Google Fiber is in and almost everything ran smoothly. We opted to forgo the TV portion and only run with Internet.
Then only thing that didn't work was the wireless connection to our Smart TV... No big deal. I just needed to run a cable to the TV and we are all set.
VoIP and the ObiTalk
The ObiTalk VoIP solution was simple to do. As you may recall in my previous blog, I decided to keep my home phone number, transferred to Google Voice via a two-step process. Step 1: transfer number to a wireless carrier. Step 2: transfer from the wireless carrier to Google Voice. The interesting thing for me was when I did the porting from Xfinity to my ATTGo phone. I was up front with the people that helped me and I let them know that I would only be a customer for a few days and that I needed their expertise to keep our beloved home phone number. It took all of 3 days to get the phone transferred totally to Google Voice. I was frustrated the day I initially set up the ObiTalk due to a faulty phone I was using to test the clarity of the tone. I will have to go back and re-route the phone lines this weekend and get everything working as intended.
The Google Fiber Box
The one frustration I have with the box they installed was the wireless capability. I would have expected to see 802.11ac as the standard however it isn't. They use 802.11n which is older than I expected.

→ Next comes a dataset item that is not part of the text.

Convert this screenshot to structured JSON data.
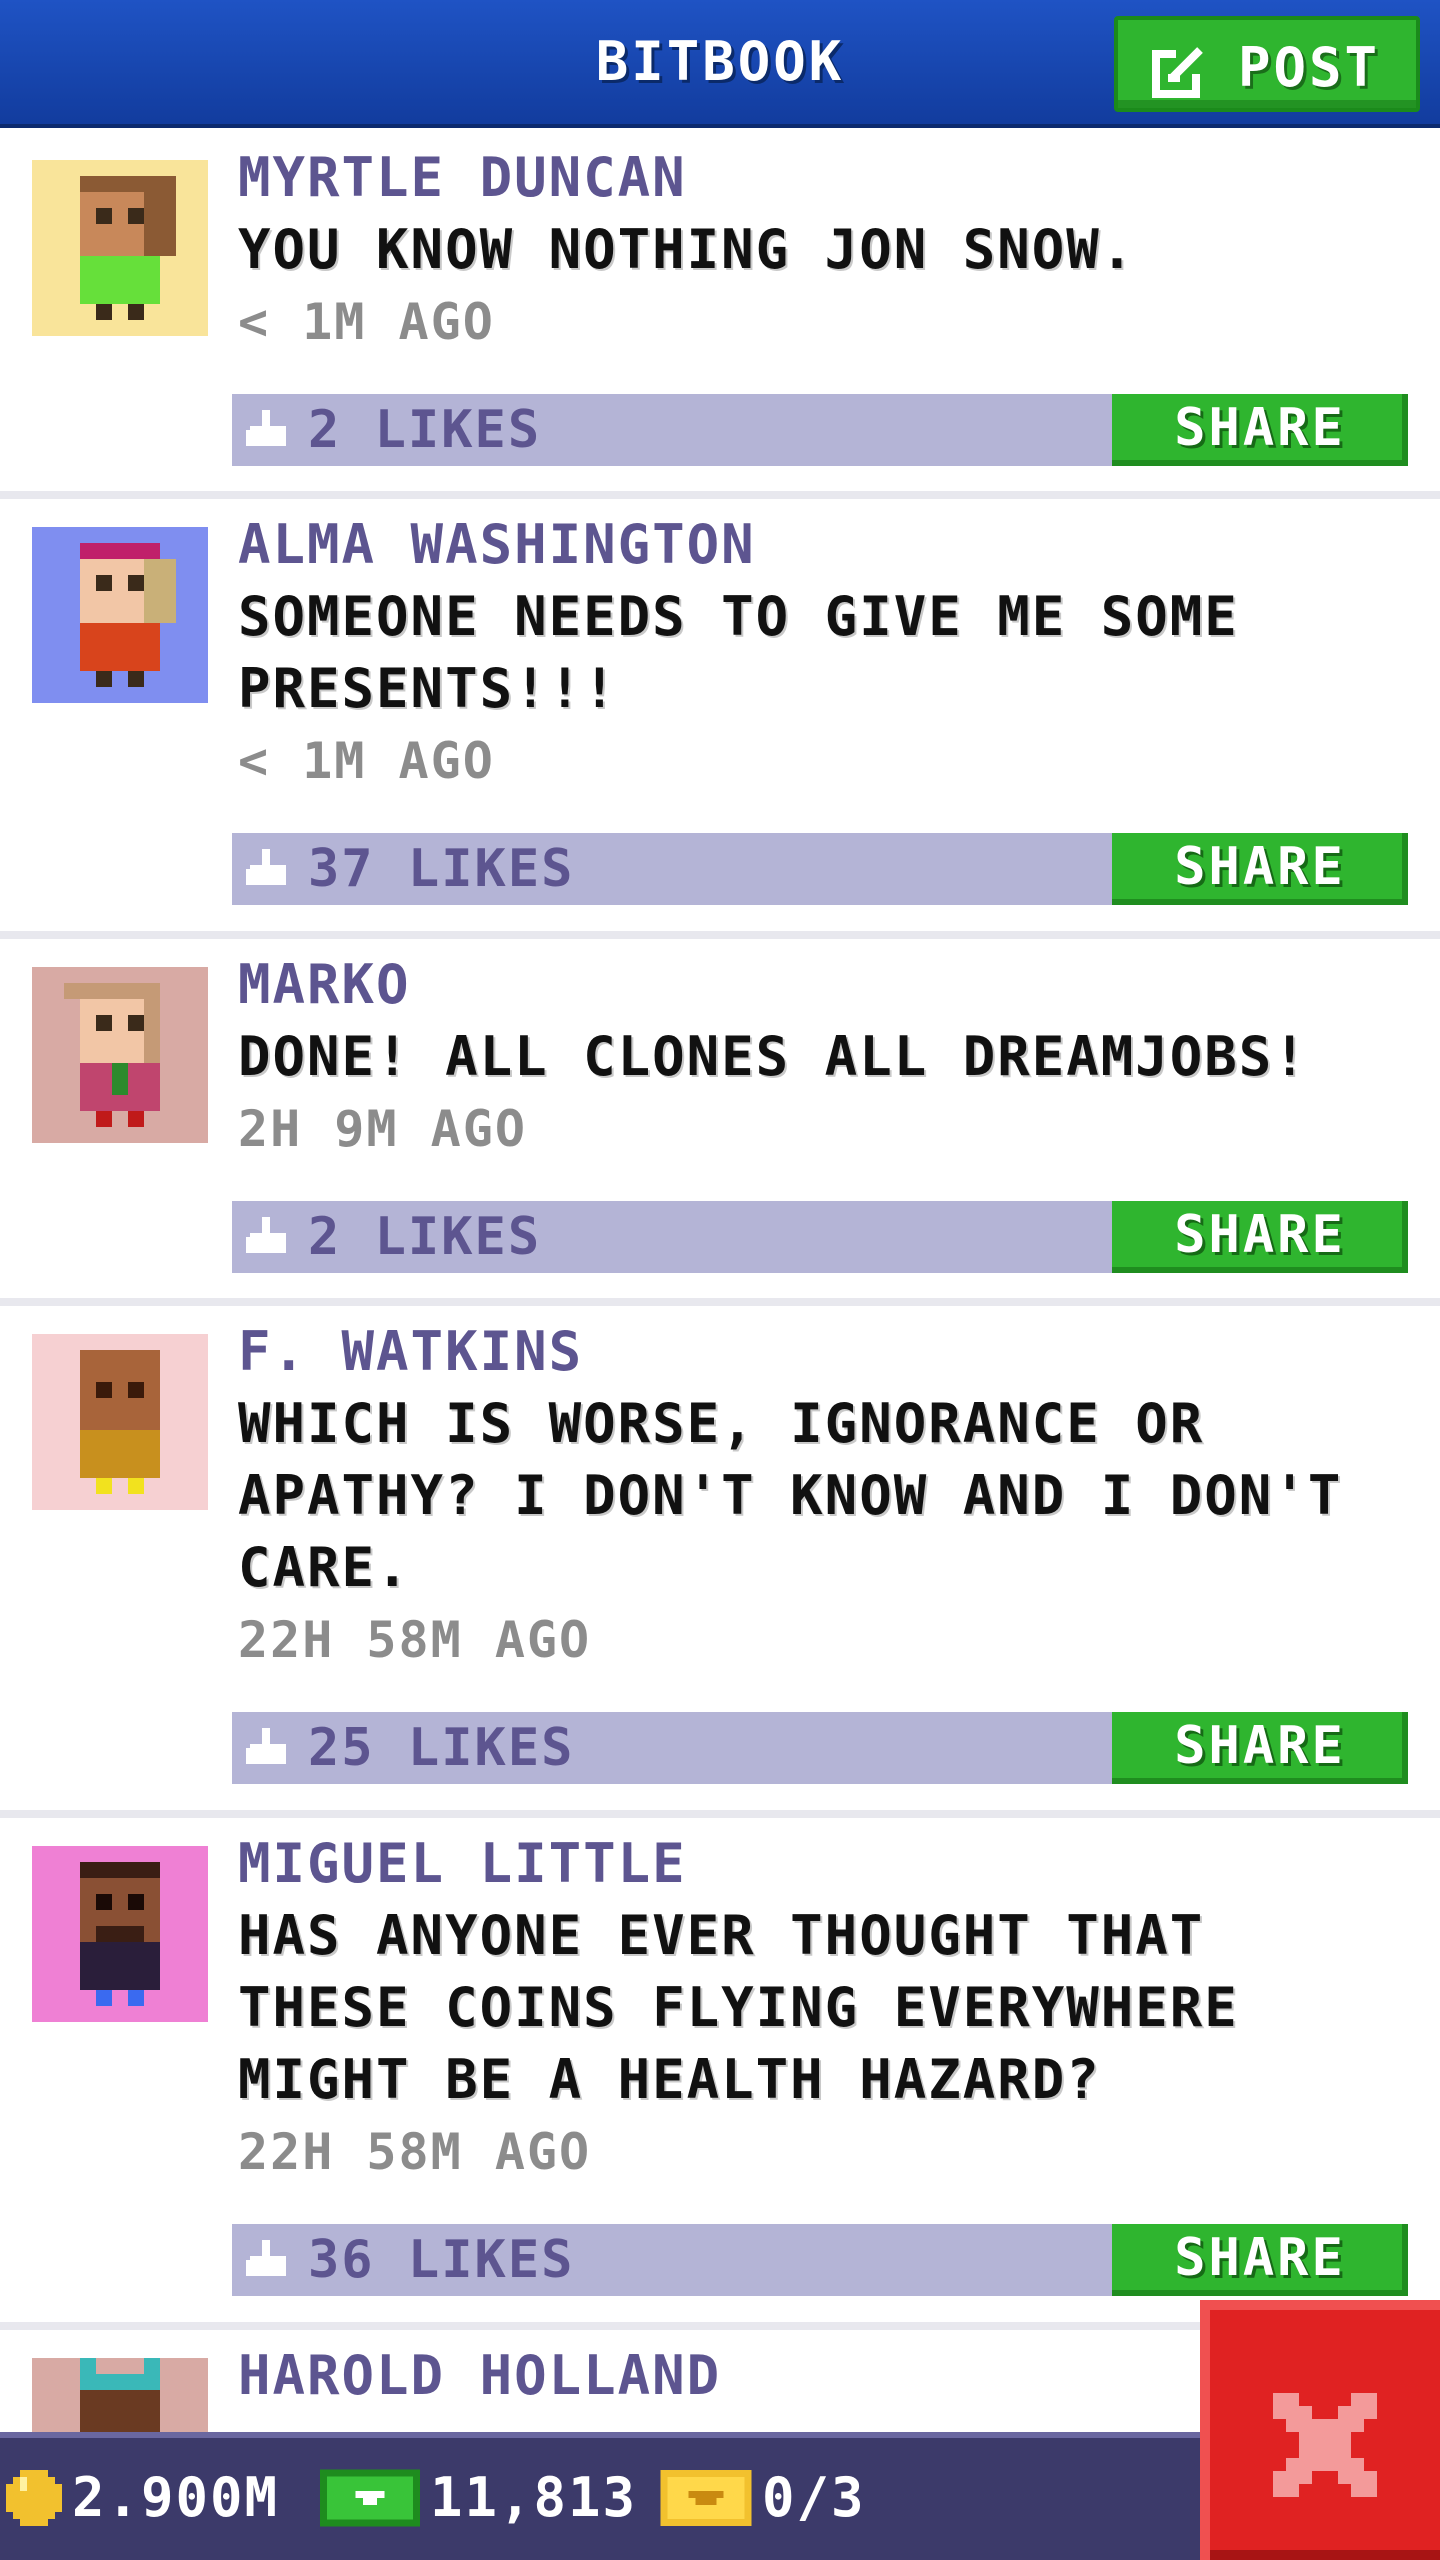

I will probably invest in an additional wireless router that is capable of 802.11ac since my MacBook Pro uses (and does not have a dedicated Ethernet port). Also, the actual router only has 4 ports on the back side which seemed limiting to me. If the best way to fully access the gig speeds was to be wired, why not have 6-8 ports? Maybe most people only need 3-4 ports.
I am installing an Ethernet switch to send wired signals to places like my home office, the main TV, main receiver and to the AirPort Base Station. that switch will help me distribute the load and get around the 4 ports on the back of the box.

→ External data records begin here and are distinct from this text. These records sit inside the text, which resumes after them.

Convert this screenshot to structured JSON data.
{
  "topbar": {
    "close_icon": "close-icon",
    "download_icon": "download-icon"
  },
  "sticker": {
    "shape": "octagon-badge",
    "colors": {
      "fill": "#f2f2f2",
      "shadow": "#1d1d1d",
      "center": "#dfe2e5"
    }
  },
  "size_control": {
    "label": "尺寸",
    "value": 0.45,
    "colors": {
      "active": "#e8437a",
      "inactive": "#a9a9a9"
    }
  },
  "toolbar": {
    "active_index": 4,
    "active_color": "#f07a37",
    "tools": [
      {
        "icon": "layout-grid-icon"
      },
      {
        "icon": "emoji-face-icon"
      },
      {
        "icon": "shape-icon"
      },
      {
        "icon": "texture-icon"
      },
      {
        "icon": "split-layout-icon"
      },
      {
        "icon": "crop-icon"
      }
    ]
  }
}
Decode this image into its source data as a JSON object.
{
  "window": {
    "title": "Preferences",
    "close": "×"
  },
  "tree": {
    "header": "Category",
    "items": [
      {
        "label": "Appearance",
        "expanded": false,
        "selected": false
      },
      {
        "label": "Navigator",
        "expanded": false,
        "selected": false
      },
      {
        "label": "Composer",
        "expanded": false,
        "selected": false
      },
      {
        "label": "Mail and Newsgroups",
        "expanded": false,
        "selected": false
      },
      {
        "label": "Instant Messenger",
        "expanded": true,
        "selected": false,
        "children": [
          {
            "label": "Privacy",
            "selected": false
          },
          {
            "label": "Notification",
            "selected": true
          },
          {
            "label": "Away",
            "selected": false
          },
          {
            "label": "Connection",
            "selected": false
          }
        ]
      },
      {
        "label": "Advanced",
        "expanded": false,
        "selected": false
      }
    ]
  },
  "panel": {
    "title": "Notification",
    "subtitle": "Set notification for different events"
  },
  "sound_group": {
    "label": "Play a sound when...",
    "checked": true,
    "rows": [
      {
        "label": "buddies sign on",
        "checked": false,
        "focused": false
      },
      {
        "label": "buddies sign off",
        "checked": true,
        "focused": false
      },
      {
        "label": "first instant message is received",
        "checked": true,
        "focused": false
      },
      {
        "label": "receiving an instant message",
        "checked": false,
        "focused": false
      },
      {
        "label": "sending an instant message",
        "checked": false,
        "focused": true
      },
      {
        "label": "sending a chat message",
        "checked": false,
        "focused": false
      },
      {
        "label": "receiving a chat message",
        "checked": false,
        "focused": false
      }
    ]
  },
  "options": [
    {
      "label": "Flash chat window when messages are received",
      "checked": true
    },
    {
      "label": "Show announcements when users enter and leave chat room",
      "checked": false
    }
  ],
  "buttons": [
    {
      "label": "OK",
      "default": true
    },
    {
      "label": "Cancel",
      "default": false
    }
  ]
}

If you are looking for a way to save yourself $30-$40 bucks a month on a phone that everyone else seems to have ditched years ago, I would look into the ObiTalk. If you have kids and ever want to have a babysitter, it is nice to have that home phone in the event that they need to call someone... You don't have to rely on the sitter having their own phone. If you've had that number for longer than you can remember and have given it out to scores of people (like we've done) it just makes sense to move the phone to ObiTalk. I do pay fee for the year ($15 a year) for e-911 service which I feel is important. I should have done this years ago. I am in the telephony industry and when we switched to cable for our Internet needs, I should have taken control of my phone needs myself and not left it in the hands of the cable company. They didn't do a bad job with it; I just paid an additional $1,000 to the cable company over the past 3 years for something that I could have done myself.
I am kicking around the idea of a battery backup for the Google Box as well as the ObiTalk. If you lose power, you lose the phone. I have cell phones so that isn't a big deal. If I lived somewhere where the weather would knock out the electricity for day upon end, I might consider a generator for the whole house.
What ideas do you have? What tests should I run on my Internet? What questions can I attempt to answer? I would say if I can figure this out, you can too! I think some people have mentioned that the VoIP takes a lot of bandwidth so if you are in an area where you have 3-5meg Internet speeds, you might want to test before you commit to being your own phone company. It was a no-brainer for me with the Gig speeds.
Let me know if I can answer any of your questions!